INSTRUCTIONS FOR THE TASK
Read through the data below and state how many of its lines contain the word "title", adding nothing.

DATASET
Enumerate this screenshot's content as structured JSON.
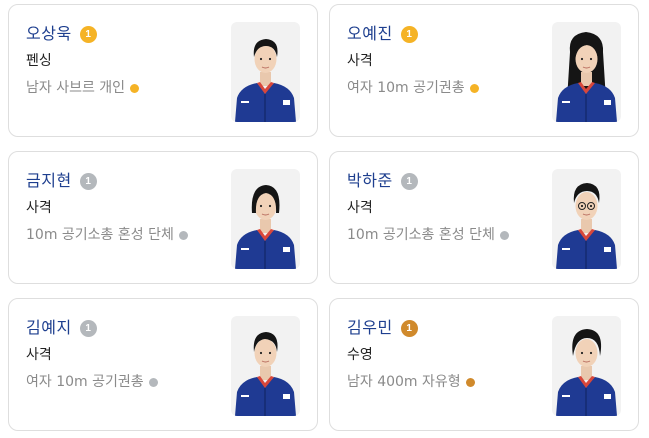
{
  "colors": {
    "gold": "#f5b326",
    "silver": "#b4b8bc",
    "bronze": "#d08a2c",
    "name_blue": "#1e3f8f",
    "jacket_blue": "#1f3a93"
  },
  "athletes": [
    {
      "name": "오상욱",
      "medal_number": "1",
      "medal": "gold",
      "sport": "펜싱",
      "event": "남자 사브르 개인",
      "hair": "short"
    },
    {
      "name": "오예진",
      "medal_number": "1",
      "medal": "gold",
      "sport": "사격",
      "event": "여자 10m 공기권총",
      "hair": "long"
    },
    {
      "name": "금지현",
      "medal_number": "1",
      "medal": "silver",
      "sport": "사격",
      "event": "10m 공기소총 혼성 단체",
      "hair": "bob"
    },
    {
      "name": "박하준",
      "medal_number": "1",
      "medal": "silver",
      "sport": "사격",
      "event": "10m 공기소총 혼성 단체",
      "hair": "glasses"
    },
    {
      "name": "김예지",
      "medal_number": "1",
      "medal": "silver",
      "sport": "사격",
      "event": "여자 10m 공기권총",
      "hair": "ponytail"
    },
    {
      "name": "김우민",
      "medal_number": "1",
      "medal": "bronze",
      "sport": "수영",
      "event": "남자 400m 자유형",
      "hair": "curly"
    }
  ]
}
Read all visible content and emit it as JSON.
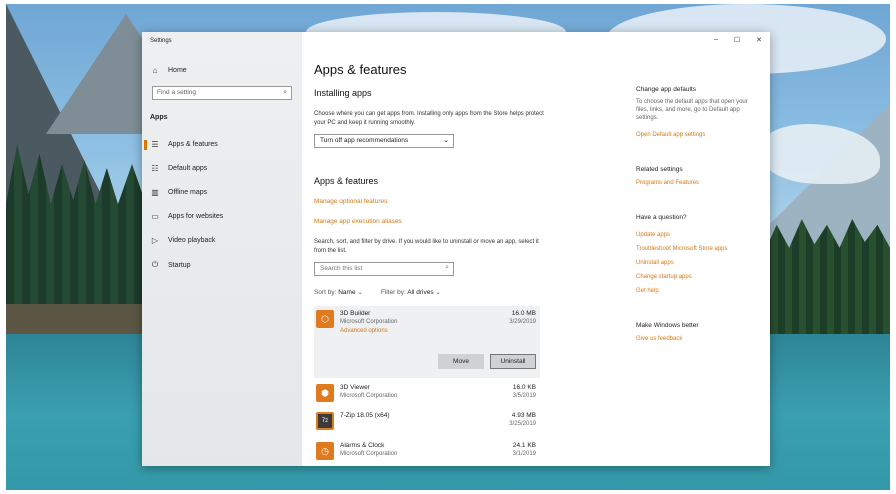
{
  "window": {
    "title": "Settings",
    "controls": [
      "–",
      "☐",
      "✕"
    ]
  },
  "sidebar": {
    "home": "Home",
    "search_placeholder": "Find a setting",
    "section": "Apps",
    "items": [
      {
        "label": "Apps & features",
        "icon": "list-icon"
      },
      {
        "label": "Default apps",
        "icon": "default-apps-icon"
      },
      {
        "label": "Offline maps",
        "icon": "map-icon"
      },
      {
        "label": "Apps for websites",
        "icon": "websites-icon"
      },
      {
        "label": "Video playback",
        "icon": "video-icon"
      },
      {
        "label": "Startup",
        "icon": "startup-icon"
      }
    ]
  },
  "main": {
    "title": "Apps & features",
    "installing_heading": "Installing apps",
    "installing_text": "Choose where you can get apps from. Installing only apps from the Store helps protect your PC and keep it running smoothly.",
    "dropdown_value": "Turn off app recommendations",
    "apps_heading": "Apps & features",
    "link_optional": "Manage optional features",
    "link_aliases": "Manage app execution aliases",
    "search_text": "Search, sort, and filter by drive. If you would like to uninstall or move an app, select it from the list.",
    "list_search_placeholder": "Search this list",
    "sort_label": "Sort by:",
    "sort_value": "Name",
    "filter_label": "Filter by:",
    "filter_value": "All drives",
    "apps": [
      {
        "name": "3D Builder",
        "publisher": "Microsoft Corporation",
        "size": "16.0 MB",
        "date": "3/29/2019",
        "advanced": "Advanced options",
        "color": "#e07a1f"
      },
      {
        "name": "3D Viewer",
        "publisher": "Microsoft Corporation",
        "size": "16.0 KB",
        "date": "3/5/2019",
        "color": "#e07a1f"
      },
      {
        "name": "7-Zip 18.05 (x64)",
        "publisher": "",
        "size": "4.93 MB",
        "date": "3/25/2019",
        "color": "#4a4a4a"
      },
      {
        "name": "Alarms & Clock",
        "publisher": "Microsoft Corporation",
        "size": "24.1 KB",
        "date": "3/1/2019",
        "color": "#e07a1f"
      }
    ],
    "move_button": "Move",
    "uninstall_button": "Uninstall"
  },
  "right": {
    "defaults_heading": "Change app defaults",
    "defaults_text": "To choose the default apps that open your files, links, and more, go to Default app settings.",
    "defaults_link": "Open Default app settings",
    "related_heading": "Related settings",
    "related_link": "Programs and Features",
    "question_heading": "Have a question?",
    "question_links": [
      "Update apps",
      "Troubleshoot Microsoft Store apps",
      "Uninstall apps",
      "Change startup apps",
      "Get help"
    ],
    "better_heading": "Make Windows better",
    "better_link": "Give us feedback"
  },
  "colors": {
    "accent": "#d37a19"
  }
}
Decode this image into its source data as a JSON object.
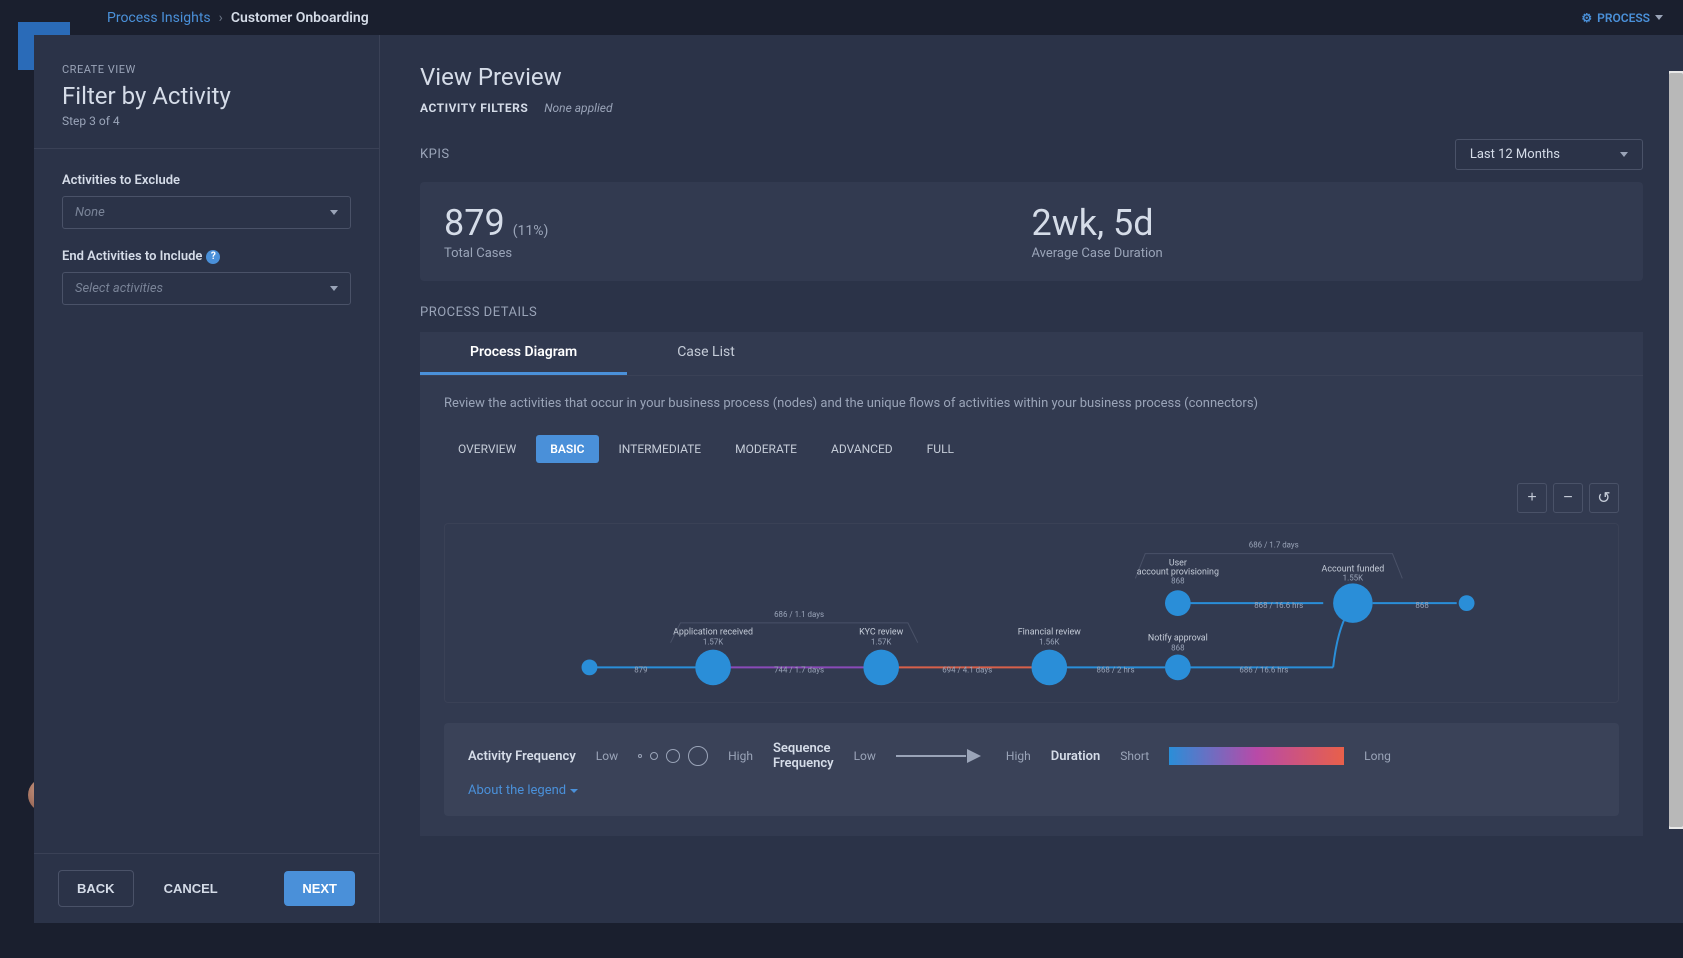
{
  "breadcrumb": {
    "link": "Process Insights",
    "current": "Customer Onboarding"
  },
  "topMenu": {
    "process": "PROCESS"
  },
  "logo": "ap",
  "leftPanel": {
    "createView": "CREATE VIEW",
    "title": "Filter by Activity",
    "step": "Step 3 of 4",
    "excludeLabel": "Activities to Exclude",
    "excludeValue": "None",
    "includeLabel": "End Activities to Include",
    "includeValue": "Select activities",
    "back": "BACK",
    "cancel": "CANCEL",
    "next": "NEXT"
  },
  "preview": {
    "title": "View Preview",
    "afLabel": "ACTIVITY FILTERS",
    "afValue": "None applied",
    "kpisLabel": "KPIS",
    "timeRange": "Last 12 Months",
    "kpi1Value": "879",
    "kpi1Pct": "(11%)",
    "kpi1Label": "Total Cases",
    "kpi2Value": "2wk, 5d",
    "kpi2Label": "Average Case Duration",
    "processDetails": "PROCESS DETAILS",
    "tabs": {
      "pd": "Process Diagram",
      "cl": "Case List"
    },
    "tabDesc": "Review the activities that occur in your business process (nodes) and the unique flows of activities within your business process (connectors)",
    "pills": {
      "overview": "OVERVIEW",
      "basic": "BASIC",
      "intermediate": "INTERMEDIATE",
      "moderate": "MODERATE",
      "advanced": "ADVANCED",
      "full": "FULL"
    },
    "legend": {
      "activityFreq": "Activity Frequency",
      "low": "Low",
      "high": "High",
      "seqFreq": "Sequence Frequency",
      "seqLine": "Sequence",
      "duration": "Duration",
      "short": "Short",
      "long": "Long",
      "about": "About the legend"
    }
  },
  "chart_data": {
    "type": "diagram",
    "nodes": [
      {
        "id": "start",
        "label": "",
        "count": 879
      },
      {
        "id": "app_received",
        "label": "Application received",
        "count": "1.57K"
      },
      {
        "id": "kyc",
        "label": "KYC review",
        "count": "1.57K"
      },
      {
        "id": "fin_review",
        "label": "Financial review",
        "count": "1.56K"
      },
      {
        "id": "notify",
        "label": "Notify approval",
        "count": 868
      },
      {
        "id": "user_prov",
        "label": "User account provisioning",
        "count": 868
      },
      {
        "id": "acct_funded",
        "label": "Account funded",
        "count": "1.55K"
      },
      {
        "id": "end",
        "label": "",
        "count": 868
      }
    ],
    "connectors": [
      {
        "from": "start",
        "to": "app_received",
        "label": "879"
      },
      {
        "from": "app_received",
        "to": "kyc",
        "label": "744 / 1.7 days"
      },
      {
        "from": "kyc",
        "to": "fin_review",
        "label": "694 / 4.1 days"
      },
      {
        "from": "fin_review",
        "to": "notify",
        "label": "868 / 2 hrs"
      },
      {
        "from": "notify",
        "to": "acct_funded",
        "label": "686 / 16.6 hrs"
      },
      {
        "from": "user_prov",
        "to": "acct_funded",
        "label": "868 / 16.6 hrs"
      },
      {
        "from": "acct_funded",
        "to": "end",
        "label": "868"
      },
      {
        "from": "app_received",
        "to": "kyc",
        "label": "686 / 1.1 days",
        "alt": true
      },
      {
        "from": "user_prov_top",
        "to": "acct_funded",
        "label": "686 / 1.7 days",
        "alt": true
      }
    ]
  }
}
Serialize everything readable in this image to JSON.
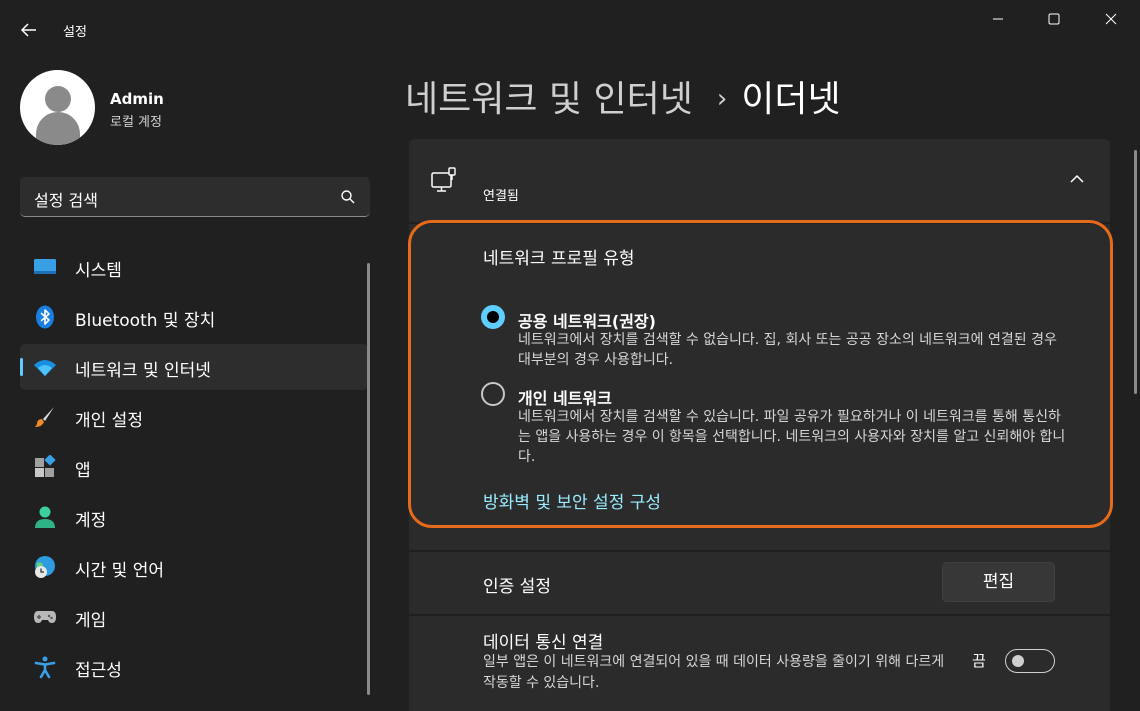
{
  "app": {
    "title": "설정"
  },
  "user": {
    "name": "Admin",
    "account_type": "로컬 계정"
  },
  "search": {
    "placeholder": "설정 검색"
  },
  "nav": {
    "items": [
      {
        "label": "시스템",
        "icon": "system-icon",
        "active": false
      },
      {
        "label": "Bluetooth 및 장치",
        "icon": "bluetooth-icon",
        "active": false
      },
      {
        "label": "네트워크 및 인터넷",
        "icon": "wifi-icon",
        "active": true
      },
      {
        "label": "개인 설정",
        "icon": "brush-icon",
        "active": false
      },
      {
        "label": "앱",
        "icon": "apps-icon",
        "active": false
      },
      {
        "label": "계정",
        "icon": "account-icon",
        "active": false
      },
      {
        "label": "시간 및 언어",
        "icon": "globe-clock-icon",
        "active": false
      },
      {
        "label": "게임",
        "icon": "gamepad-icon",
        "active": false
      },
      {
        "label": "접근성",
        "icon": "accessibility-icon",
        "active": false
      }
    ]
  },
  "breadcrumb": {
    "parent": "네트워크 및 인터넷",
    "separator": "›",
    "current": "이더넷"
  },
  "connection": {
    "status": "연결됨",
    "icon": "ethernet-icon"
  },
  "network_profile": {
    "title": "네트워크 프로필 유형",
    "options": [
      {
        "label": "공용 네트워크(권장)",
        "description": "네트워크에서 장치를 검색할 수 없습니다. 집, 회사 또는 공공 장소의 네트워크에 연결된 경우 대부분의 경우 사용합니다.",
        "selected": true
      },
      {
        "label": "개인 네트워크",
        "description": "네트워크에서 장치를 검색할 수 있습니다. 파일 공유가 필요하거나 이 네트워크를 통해 통신하는 앱을 사용하는 경우 이 항목을 선택합니다. 네트워크의 사용자와 장치를 알고 신뢰해야 합니다.",
        "selected": false
      }
    ],
    "firewall_link": "방화벽 및 보안 설정 구성"
  },
  "auth": {
    "label": "인증 설정",
    "button": "편집"
  },
  "metered": {
    "title": "데이터 통신 연결",
    "description": "일부 앱은 이 네트워크에 연결되어 있을 때 데이터 사용량을 줄이기 위해 다르게 작동할 수 있습니다.",
    "toggle_state": "끔",
    "enabled": false
  },
  "colors": {
    "accent": "#60cdff",
    "link": "#99ebff",
    "highlight": "#e56a1a",
    "background": "#202020",
    "card": "#2b2b2b"
  }
}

ANSWER SPACE
7